> **Work required**: What lines in the records below contain the string "title"? Copy every one.

> **Data**:
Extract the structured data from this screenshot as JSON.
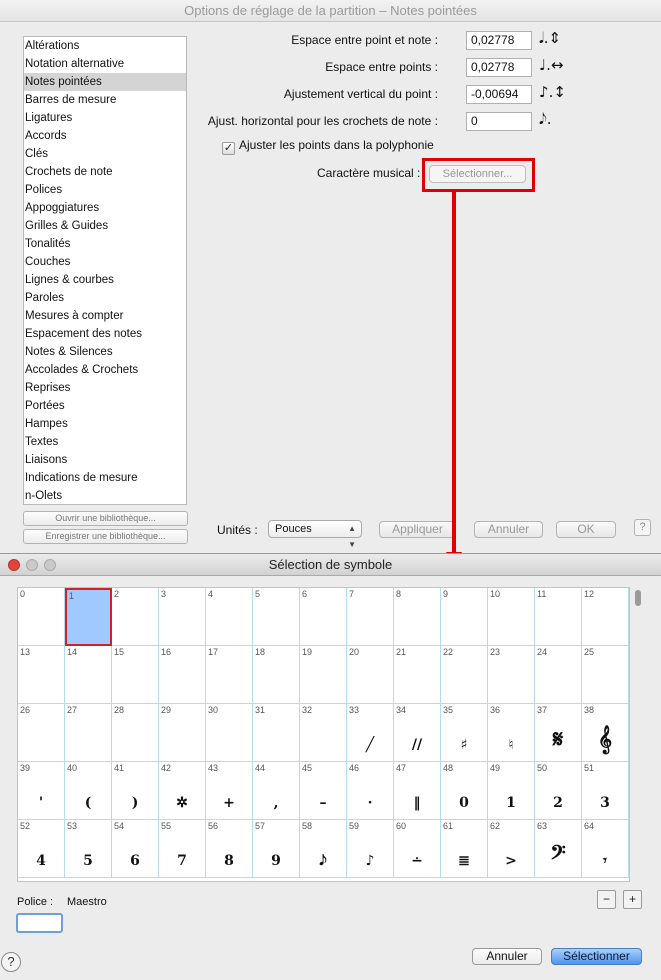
{
  "options_window": {
    "title": "Options de réglage de la partition – Notes pointées",
    "categories": [
      "Altérations",
      "Notation alternative",
      "Notes pointées",
      "Barres de mesure",
      "Ligatures",
      "Accords",
      "Clés",
      "Crochets de note",
      "Polices",
      "Appoggiatures",
      "Grilles & Guides",
      "Tonalités",
      "Couches",
      "Lignes & courbes",
      "Paroles",
      "Mesures à compter",
      "Espacement des notes",
      "Notes & Silences",
      "Accolades & Crochets",
      "Reprises",
      "Portées",
      "Hampes",
      "Textes",
      "Liaisons",
      "Indications de mesure",
      "n-Olets"
    ],
    "selected_category": "Notes pointées",
    "library_open_label": "Ouvrir une bibliothèque...",
    "library_save_label": "Enregistrer une bibliothèque...",
    "fields": [
      {
        "label": "Espace entre point et note :",
        "value": "0,02778",
        "icon": "𝅘𝅥.⇕"
      },
      {
        "label": "Espace entre points :",
        "value": "0,02778",
        "icon": "♩.↔"
      },
      {
        "label": "Ajustement vertical du point :",
        "value": "-0,00694",
        "icon": "♪.↕"
      },
      {
        "label": "Ajust. horizontal pour les crochets de note :",
        "value": "0",
        "icon": "𝅘𝅥𝅮."
      }
    ],
    "checkbox_label": "Ajuster les points dans la polyphonie",
    "checkbox_checked": true,
    "musical_char_label": "Caractère musical :",
    "select_button_label": "Sélectionner...",
    "units_label": "Unités :",
    "units_value": "Pouces",
    "apply_label": "Appliquer",
    "cancel_label": "Annuler",
    "ok_label": "OK",
    "help_label": "?"
  },
  "symbol_window": {
    "title": "Sélection de symbole",
    "selected_cell": 1,
    "cells": [
      {
        "n": "0",
        "g": ""
      },
      {
        "n": "1",
        "g": ""
      },
      {
        "n": "2",
        "g": ""
      },
      {
        "n": "3",
        "g": ""
      },
      {
        "n": "4",
        "g": ""
      },
      {
        "n": "5",
        "g": ""
      },
      {
        "n": "6",
        "g": ""
      },
      {
        "n": "7",
        "g": ""
      },
      {
        "n": "8",
        "g": ""
      },
      {
        "n": "9",
        "g": ""
      },
      {
        "n": "10",
        "g": ""
      },
      {
        "n": "11",
        "g": ""
      },
      {
        "n": "12",
        "g": ""
      },
      {
        "n": "13",
        "g": ""
      },
      {
        "n": "14",
        "g": ""
      },
      {
        "n": "15",
        "g": ""
      },
      {
        "n": "16",
        "g": ""
      },
      {
        "n": "17",
        "g": ""
      },
      {
        "n": "18",
        "g": ""
      },
      {
        "n": "19",
        "g": ""
      },
      {
        "n": "20",
        "g": ""
      },
      {
        "n": "21",
        "g": ""
      },
      {
        "n": "22",
        "g": ""
      },
      {
        "n": "23",
        "g": ""
      },
      {
        "n": "24",
        "g": ""
      },
      {
        "n": "25",
        "g": ""
      },
      {
        "n": "26",
        "g": ""
      },
      {
        "n": "27",
        "g": ""
      },
      {
        "n": "28",
        "g": ""
      },
      {
        "n": "29",
        "g": ""
      },
      {
        "n": "30",
        "g": ""
      },
      {
        "n": "31",
        "g": ""
      },
      {
        "n": "32",
        "g": ""
      },
      {
        "n": "33",
        "g": "╱"
      },
      {
        "n": "34",
        "g": "//"
      },
      {
        "n": "35",
        "g": "♯"
      },
      {
        "n": "36",
        "g": "♮"
      },
      {
        "n": "37",
        "g": "𝄋"
      },
      {
        "n": "38",
        "g": "𝄞"
      },
      {
        "n": "39",
        "g": "'"
      },
      {
        "n": "40",
        "g": "("
      },
      {
        "n": "41",
        "g": ")"
      },
      {
        "n": "42",
        "g": "✲"
      },
      {
        "n": "43",
        "g": "+"
      },
      {
        "n": "44",
        "g": ","
      },
      {
        "n": "45",
        "g": "–"
      },
      {
        "n": "46",
        "g": "·"
      },
      {
        "n": "47",
        "g": "‖"
      },
      {
        "n": "48",
        "g": "0"
      },
      {
        "n": "49",
        "g": "1"
      },
      {
        "n": "50",
        "g": "2"
      },
      {
        "n": "51",
        "g": "3"
      },
      {
        "n": "52",
        "g": "4"
      },
      {
        "n": "53",
        "g": "5"
      },
      {
        "n": "54",
        "g": "6"
      },
      {
        "n": "55",
        "g": "7"
      },
      {
        "n": "56",
        "g": "8"
      },
      {
        "n": "57",
        "g": "9"
      },
      {
        "n": "58",
        "g": "𝅘𝅥𝅮"
      },
      {
        "n": "59",
        "g": "♪"
      },
      {
        "n": "60",
        "g": "∸"
      },
      {
        "n": "61",
        "g": "≣"
      },
      {
        "n": "62",
        "g": ">"
      },
      {
        "n": "63",
        "g": "𝄢"
      },
      {
        "n": "64",
        "g": "𝄾"
      }
    ],
    "font_label": "Police :",
    "font_value": "Maestro",
    "zoom_out_icon": "🔍",
    "zoom_in_icon": "🔍",
    "cancel_label": "Annuler",
    "select_label": "Sélectionner",
    "help_label": "?"
  }
}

> **Solution for this task**:
    "title": "Options de réglage de la partition – Notes pointées",
    "title": "Sélection de symbole",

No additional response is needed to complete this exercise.